The water boy later becomes a Deputy U.S. Marshal. Bass Reeves arrested 3,000 felons, killed 14 men, and was never shot himself. Among those he captured was Bob Dozier, a murderer and cattle and horse thief who eluded Reeves for several years before being tracked down and killed after refusing to surrender. He also hunted famed outlaw Tom Story for five years between 1884 and 1889, finally killing him in a gunfight.
When the Civil War broke out, Texas sided with the Confederacy and George Reeves (William Reeves’s son) went into battle, taking Bass with him. He parted company with George and moved to Indian Territory, where he took refuge with the Seminole and Creek Indians. It was here that he learned to ride, track, shoot, and speak five Native American languages fluently — all skills that would serve him well.
Shortly Bass become a shooting expert; he was alleged to have incredible accuracy shoot with either hand. Reeves stood 6’2 in a time when men were much shorter, and he had very broad shoulders and large hands. He was a giant among men.
On May 10, 1875, because of his knowledge of the area and fluency in the Creek and Seminole languages, Reeves was recruited to work as a Deputy U.S. Marshal in the Indian Territory. Reeves was likely the first African-American commissioned as a Deputy U.S. Marshal west of the Mississippi.
Indian Territory was the most dangerous place for a U.S. Marshal to work. In the period before Oklahoma achieved statehood, over one hundred marshals were killed in the line of duty. Reeves had a reputation throughout the territory for his ability to catch outlaws that other deputies couldn’t. He was known to work in disguise to get information and ensure the arrest of fugitives he wanted to capture. Reeves was known as shooting expert with his 45-caliber Colt Peacemaker.
He cut an imposing figure as he patrolled the 75,000 square miles of Indian Territory. He quickly gained a reputation as a tough and fearless lawman who managed to bring in outlaws thought to be invincible. Reeves traveled the long circuit with a wagon, cook, and often a posse. He carried chains to secure prisoners to the cart, as he sometimes had a dozen or more by the time he returned to Ft. Smith, where Judge Parker held court.
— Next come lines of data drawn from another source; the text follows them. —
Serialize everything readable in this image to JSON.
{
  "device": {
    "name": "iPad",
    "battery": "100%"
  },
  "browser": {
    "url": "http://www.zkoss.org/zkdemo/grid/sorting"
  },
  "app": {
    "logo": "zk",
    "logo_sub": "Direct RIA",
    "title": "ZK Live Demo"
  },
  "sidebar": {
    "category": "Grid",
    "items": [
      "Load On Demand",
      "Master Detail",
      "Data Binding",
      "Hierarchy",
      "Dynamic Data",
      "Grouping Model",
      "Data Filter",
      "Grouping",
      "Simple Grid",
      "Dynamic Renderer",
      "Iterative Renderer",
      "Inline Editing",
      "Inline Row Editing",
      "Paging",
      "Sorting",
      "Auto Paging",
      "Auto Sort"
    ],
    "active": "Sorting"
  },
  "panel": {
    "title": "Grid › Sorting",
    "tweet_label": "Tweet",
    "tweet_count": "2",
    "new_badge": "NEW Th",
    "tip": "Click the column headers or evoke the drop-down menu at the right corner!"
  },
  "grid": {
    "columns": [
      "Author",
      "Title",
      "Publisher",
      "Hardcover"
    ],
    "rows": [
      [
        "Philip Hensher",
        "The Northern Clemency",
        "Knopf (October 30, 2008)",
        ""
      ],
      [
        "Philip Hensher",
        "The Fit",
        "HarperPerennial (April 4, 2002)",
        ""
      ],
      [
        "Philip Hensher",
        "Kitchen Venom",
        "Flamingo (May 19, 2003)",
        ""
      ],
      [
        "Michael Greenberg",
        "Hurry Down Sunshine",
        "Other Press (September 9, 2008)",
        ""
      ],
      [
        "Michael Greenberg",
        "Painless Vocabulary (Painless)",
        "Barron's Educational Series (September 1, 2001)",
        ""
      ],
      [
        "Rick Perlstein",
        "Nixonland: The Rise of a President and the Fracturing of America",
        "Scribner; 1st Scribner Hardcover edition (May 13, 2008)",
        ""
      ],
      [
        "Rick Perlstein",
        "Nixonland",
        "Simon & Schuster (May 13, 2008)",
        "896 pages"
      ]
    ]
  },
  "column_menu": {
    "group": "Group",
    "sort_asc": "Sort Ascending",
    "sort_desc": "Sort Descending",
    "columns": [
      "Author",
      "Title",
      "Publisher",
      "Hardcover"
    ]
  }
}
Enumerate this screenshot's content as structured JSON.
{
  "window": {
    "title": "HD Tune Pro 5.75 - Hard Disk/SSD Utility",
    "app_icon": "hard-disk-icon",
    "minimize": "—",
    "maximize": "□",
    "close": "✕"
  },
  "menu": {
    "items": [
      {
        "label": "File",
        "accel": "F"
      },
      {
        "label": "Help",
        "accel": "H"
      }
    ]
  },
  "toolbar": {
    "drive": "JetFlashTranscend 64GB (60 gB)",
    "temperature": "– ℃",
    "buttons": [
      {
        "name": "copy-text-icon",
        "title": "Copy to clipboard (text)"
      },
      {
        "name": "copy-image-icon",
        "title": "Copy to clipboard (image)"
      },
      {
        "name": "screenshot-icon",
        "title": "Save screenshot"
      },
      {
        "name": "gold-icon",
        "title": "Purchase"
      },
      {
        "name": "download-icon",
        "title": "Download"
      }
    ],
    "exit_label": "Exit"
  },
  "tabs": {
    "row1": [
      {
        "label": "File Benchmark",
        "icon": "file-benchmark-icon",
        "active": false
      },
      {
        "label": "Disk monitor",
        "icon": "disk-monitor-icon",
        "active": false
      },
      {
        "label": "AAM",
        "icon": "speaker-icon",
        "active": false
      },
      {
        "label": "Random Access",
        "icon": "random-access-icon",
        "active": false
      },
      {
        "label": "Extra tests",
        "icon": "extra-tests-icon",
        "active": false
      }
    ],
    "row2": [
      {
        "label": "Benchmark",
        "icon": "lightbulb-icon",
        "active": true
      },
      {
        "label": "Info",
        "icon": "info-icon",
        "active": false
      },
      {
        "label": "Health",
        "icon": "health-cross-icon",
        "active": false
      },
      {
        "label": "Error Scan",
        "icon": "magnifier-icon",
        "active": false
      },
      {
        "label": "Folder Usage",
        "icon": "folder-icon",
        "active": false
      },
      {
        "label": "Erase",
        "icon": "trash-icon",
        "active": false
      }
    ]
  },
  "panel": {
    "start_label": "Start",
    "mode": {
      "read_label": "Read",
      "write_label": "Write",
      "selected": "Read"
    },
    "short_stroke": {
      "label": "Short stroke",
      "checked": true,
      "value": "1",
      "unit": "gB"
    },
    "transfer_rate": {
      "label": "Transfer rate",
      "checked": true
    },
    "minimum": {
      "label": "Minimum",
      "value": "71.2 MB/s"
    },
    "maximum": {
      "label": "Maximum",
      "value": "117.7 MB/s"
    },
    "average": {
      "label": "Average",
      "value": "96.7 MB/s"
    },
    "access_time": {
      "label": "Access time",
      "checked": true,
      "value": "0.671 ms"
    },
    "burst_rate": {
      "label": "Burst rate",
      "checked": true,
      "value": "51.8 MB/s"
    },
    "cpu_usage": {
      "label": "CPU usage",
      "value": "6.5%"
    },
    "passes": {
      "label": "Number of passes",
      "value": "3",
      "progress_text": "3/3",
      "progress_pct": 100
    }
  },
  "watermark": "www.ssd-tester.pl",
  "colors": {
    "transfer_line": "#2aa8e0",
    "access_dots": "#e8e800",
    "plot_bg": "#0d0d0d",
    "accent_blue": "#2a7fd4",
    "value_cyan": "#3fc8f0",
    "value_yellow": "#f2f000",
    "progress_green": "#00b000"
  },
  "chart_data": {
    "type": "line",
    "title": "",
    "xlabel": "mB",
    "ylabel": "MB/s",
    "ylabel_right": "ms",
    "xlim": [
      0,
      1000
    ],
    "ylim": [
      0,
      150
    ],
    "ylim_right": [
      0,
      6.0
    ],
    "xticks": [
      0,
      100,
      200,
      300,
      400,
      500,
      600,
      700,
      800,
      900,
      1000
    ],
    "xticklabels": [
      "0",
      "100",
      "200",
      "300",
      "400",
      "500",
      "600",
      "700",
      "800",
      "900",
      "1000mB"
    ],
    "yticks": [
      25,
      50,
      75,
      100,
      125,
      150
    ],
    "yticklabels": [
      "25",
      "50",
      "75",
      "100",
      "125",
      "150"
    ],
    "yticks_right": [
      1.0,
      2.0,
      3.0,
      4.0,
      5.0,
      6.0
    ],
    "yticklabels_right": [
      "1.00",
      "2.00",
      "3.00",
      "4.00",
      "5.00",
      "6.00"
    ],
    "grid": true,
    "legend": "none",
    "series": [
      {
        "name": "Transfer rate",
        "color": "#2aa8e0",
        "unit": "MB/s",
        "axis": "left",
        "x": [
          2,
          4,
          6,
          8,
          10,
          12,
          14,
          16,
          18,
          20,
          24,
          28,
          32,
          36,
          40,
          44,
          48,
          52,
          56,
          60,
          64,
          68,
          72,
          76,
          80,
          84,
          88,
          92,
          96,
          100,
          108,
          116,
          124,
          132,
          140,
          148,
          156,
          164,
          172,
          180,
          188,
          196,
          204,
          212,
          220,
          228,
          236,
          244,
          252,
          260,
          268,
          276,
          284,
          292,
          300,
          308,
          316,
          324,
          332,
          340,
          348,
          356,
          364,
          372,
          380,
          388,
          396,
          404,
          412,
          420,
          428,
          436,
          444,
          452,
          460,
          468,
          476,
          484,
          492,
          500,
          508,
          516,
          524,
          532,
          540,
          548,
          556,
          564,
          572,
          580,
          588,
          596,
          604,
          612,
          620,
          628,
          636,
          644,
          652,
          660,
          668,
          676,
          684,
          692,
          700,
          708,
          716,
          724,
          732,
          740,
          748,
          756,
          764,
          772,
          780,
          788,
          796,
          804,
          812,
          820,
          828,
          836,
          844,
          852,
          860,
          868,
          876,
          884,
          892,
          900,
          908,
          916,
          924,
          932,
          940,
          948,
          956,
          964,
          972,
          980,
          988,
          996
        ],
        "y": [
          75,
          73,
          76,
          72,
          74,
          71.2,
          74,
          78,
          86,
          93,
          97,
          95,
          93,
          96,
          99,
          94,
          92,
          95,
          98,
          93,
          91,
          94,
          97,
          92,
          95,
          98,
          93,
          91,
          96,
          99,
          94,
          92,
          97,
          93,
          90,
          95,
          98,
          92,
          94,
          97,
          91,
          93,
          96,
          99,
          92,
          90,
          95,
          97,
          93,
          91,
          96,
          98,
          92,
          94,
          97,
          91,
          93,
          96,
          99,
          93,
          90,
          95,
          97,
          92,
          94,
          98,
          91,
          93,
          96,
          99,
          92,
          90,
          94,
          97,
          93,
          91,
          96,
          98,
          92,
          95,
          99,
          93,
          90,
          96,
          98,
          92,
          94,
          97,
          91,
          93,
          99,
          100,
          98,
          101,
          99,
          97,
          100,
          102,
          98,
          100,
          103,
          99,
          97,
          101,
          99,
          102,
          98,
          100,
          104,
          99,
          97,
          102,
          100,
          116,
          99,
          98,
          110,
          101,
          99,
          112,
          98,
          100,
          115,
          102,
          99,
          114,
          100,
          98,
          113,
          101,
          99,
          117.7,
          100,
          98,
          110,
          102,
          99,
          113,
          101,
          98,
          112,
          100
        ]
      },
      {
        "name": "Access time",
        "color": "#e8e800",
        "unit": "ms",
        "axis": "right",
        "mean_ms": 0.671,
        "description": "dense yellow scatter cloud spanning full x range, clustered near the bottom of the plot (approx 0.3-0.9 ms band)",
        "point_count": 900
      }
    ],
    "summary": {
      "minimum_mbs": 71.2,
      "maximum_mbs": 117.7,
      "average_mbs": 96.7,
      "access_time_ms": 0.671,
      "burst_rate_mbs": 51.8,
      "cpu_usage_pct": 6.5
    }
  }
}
Although he arrested more than 3,000 felons, he was never harmed by gunfire. On one occasion he claimed to have brought in nineteen horse thieves, he captured near Fort Sill, Oklahoma. One famous outlaw, the notorious Belle Starr, allegedly turned herself in at Fort Smith, Arkansas when she heard that Reeves had the warrant for her arrest. He also captured Seminole outlaw Greenleaf, wanted for the murder of seven people and eluding capture for more than eighteen years.
Bass Reeves was noted for his evenhandedness, honesty, and integrity. He tracked down and arrested his own son after a two-week manhunt. His son wanted for the murder of his wife, was tried and convicted but later given a full pardon. Reeves also arrested his church minister for selling illegal alcohol.
Bass Reeves ended his incredible career as US Deputy Marshal after more than 35 years in service. He earned his place in history by being one of the most effective lawmen in Indian Territory. He died on January 10, 1910, in Muskogee, Oklahoma.